● WORK INSTRUCTIONS:
Determine how many lines of the data below contain "what", then give only that number.
[Start of section]
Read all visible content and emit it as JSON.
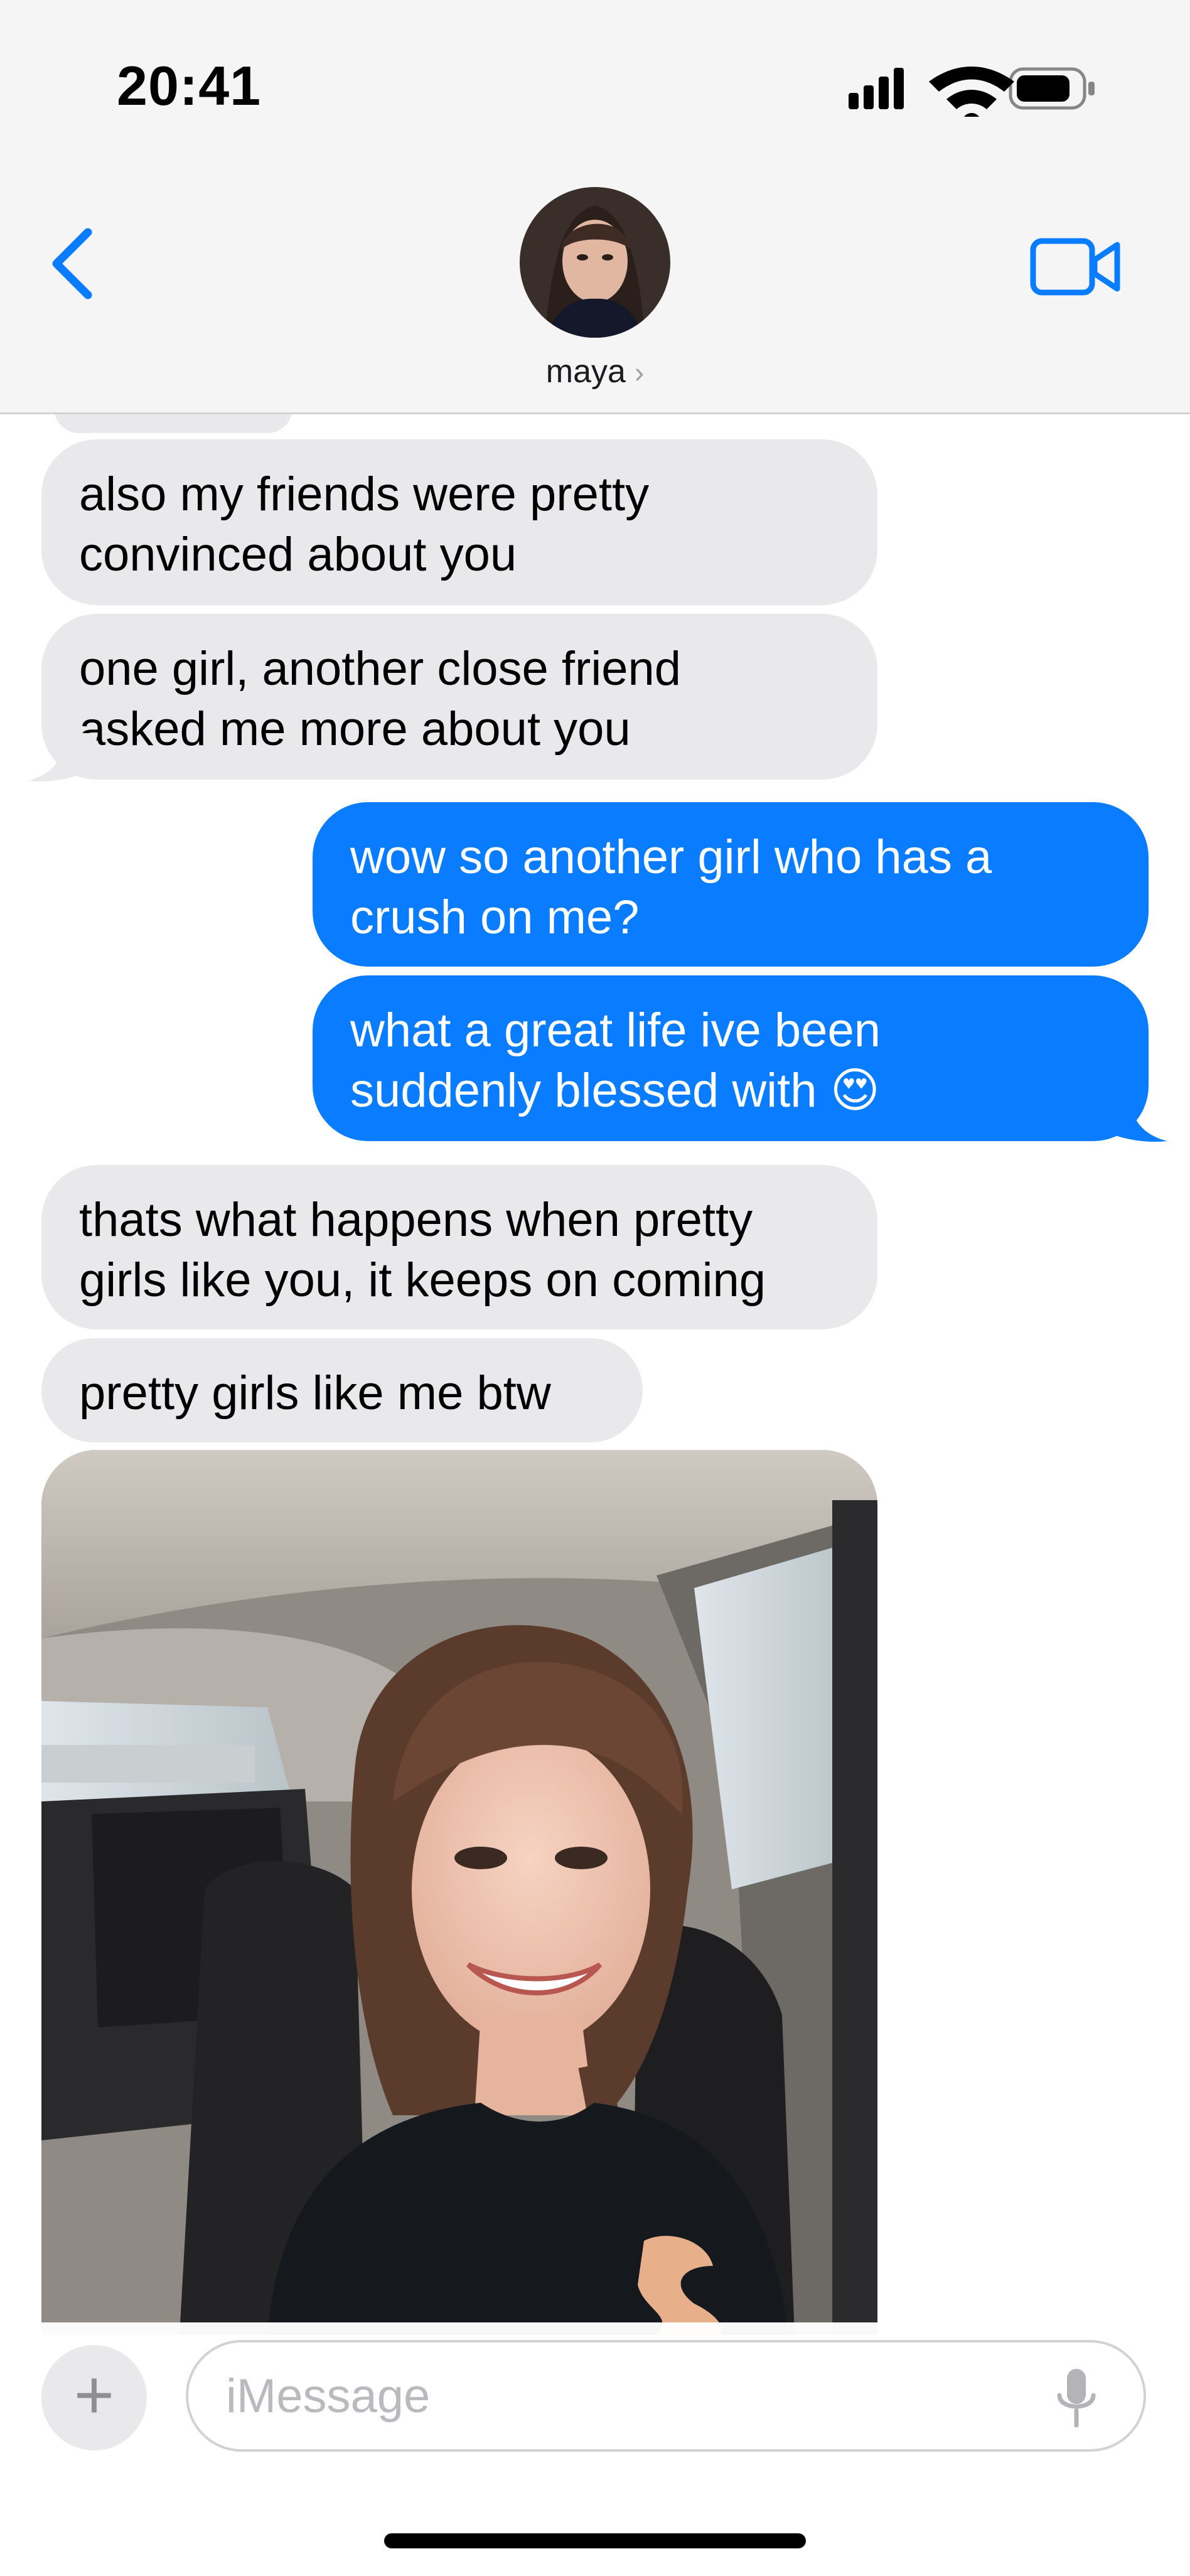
{
  "status_bar": {
    "time": "20:41",
    "icons": [
      "cellular-signal-icon",
      "wifi-icon",
      "battery-icon"
    ]
  },
  "header": {
    "contact_name": "maya",
    "chevron": "›",
    "icons": [
      "back-chevron-icon",
      "video-call-icon"
    ]
  },
  "messages": [
    {
      "sender": "contact",
      "text": "also my friends were pretty\nconvinced about you"
    },
    {
      "sender": "contact",
      "text": "one girl, another close friend\nasked me more about you"
    },
    {
      "sender": "me",
      "text": "wow so another girl who has a\ncrush on me?"
    },
    {
      "sender": "me",
      "text": "what a great life ive been\nsuddenly blessed with 😍"
    },
    {
      "sender": "contact",
      "text": "thats what happens when pretty\ngirls like you, it keeps on coming"
    },
    {
      "sender": "contact",
      "text": "pretty girls like me btw"
    },
    {
      "sender": "contact",
      "type": "photo",
      "icon": "photo-attachment"
    }
  ],
  "composer": {
    "plus_label": "+",
    "placeholder": "iMessage",
    "icons": [
      "microphone-icon"
    ]
  },
  "colors": {
    "incoming_bubble": "#e9e9eb",
    "outgoing_bubble": "#0a7cff",
    "accent": "#0a7cff"
  }
}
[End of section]
● ANSWER:
2